> The input:
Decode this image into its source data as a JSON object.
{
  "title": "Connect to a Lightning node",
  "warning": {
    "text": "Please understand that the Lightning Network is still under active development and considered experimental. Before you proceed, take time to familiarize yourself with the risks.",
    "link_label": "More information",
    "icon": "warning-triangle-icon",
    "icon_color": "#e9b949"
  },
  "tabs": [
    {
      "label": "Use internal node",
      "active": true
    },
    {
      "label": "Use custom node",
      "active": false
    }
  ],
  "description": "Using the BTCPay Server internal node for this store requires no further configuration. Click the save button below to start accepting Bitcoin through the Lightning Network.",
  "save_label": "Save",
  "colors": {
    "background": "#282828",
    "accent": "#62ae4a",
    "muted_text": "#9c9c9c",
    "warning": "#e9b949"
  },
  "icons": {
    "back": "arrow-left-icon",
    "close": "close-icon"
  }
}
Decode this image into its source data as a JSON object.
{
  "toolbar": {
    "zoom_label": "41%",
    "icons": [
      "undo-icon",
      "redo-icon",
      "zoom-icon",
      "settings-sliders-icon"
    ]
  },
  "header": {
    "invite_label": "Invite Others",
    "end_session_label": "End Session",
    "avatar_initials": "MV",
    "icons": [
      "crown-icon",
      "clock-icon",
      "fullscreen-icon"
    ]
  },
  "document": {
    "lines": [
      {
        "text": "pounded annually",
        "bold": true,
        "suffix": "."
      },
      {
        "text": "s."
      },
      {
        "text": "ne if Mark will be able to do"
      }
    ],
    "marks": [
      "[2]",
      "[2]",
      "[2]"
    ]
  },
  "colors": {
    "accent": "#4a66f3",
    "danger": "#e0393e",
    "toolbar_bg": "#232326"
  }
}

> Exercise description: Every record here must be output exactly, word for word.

> Task answer:
Decode this image into its source data as a JSON object.
{
  "title": "Connect to a Lightning node",
  "warning": {
    "text": "Please understand that the Lightning Network is still under active development and considered experimental. Before you proceed, take time to familiarize yourself with the risks.",
    "link_label": "More information",
    "icon": "warning-triangle-icon",
    "icon_color": "#e9b949"
  },
  "tabs": [
    {
      "label": "Use internal node",
      "active": true
    },
    {
      "label": "Use custom node",
      "active": false
    }
  ],
  "description": "Using the BTCPay Server internal node for this store requires no further configuration. Click the save button below to start accepting Bitcoin through the Lightning Network.",
  "save_label": "Save",
  "colors": {
    "background": "#282828",
    "accent": "#62ae4a",
    "muted_text": "#9c9c9c",
    "warning": "#e9b949"
  },
  "icons": {
    "back": "arrow-left-icon",
    "close": "close-icon"
  }
}
Decode this image into its source data as a JSON object.
{
  "toolbar": {
    "zoom_label": "41%",
    "icons": [
      "undo-icon",
      "redo-icon",
      "zoom-icon",
      "settings-sliders-icon"
    ]
  },
  "header": {
    "invite_label": "Invite Others",
    "end_session_label": "End Session",
    "avatar_initials": "MV",
    "icons": [
      "crown-icon",
      "clock-icon",
      "fullscreen-icon"
    ]
  },
  "document": {
    "lines": [
      {
        "text": "pounded annually",
        "bold": true,
        "suffix": "."
      },
      {
        "text": "s."
      },
      {
        "text": "ne if Mark will be able to do"
      }
    ],
    "marks": [
      "[2]",
      "[2]",
      "[2]"
    ]
  },
  "colors": {
    "accent": "#4a66f3",
    "danger": "#e0393e",
    "toolbar_bg": "#232326"
  }
}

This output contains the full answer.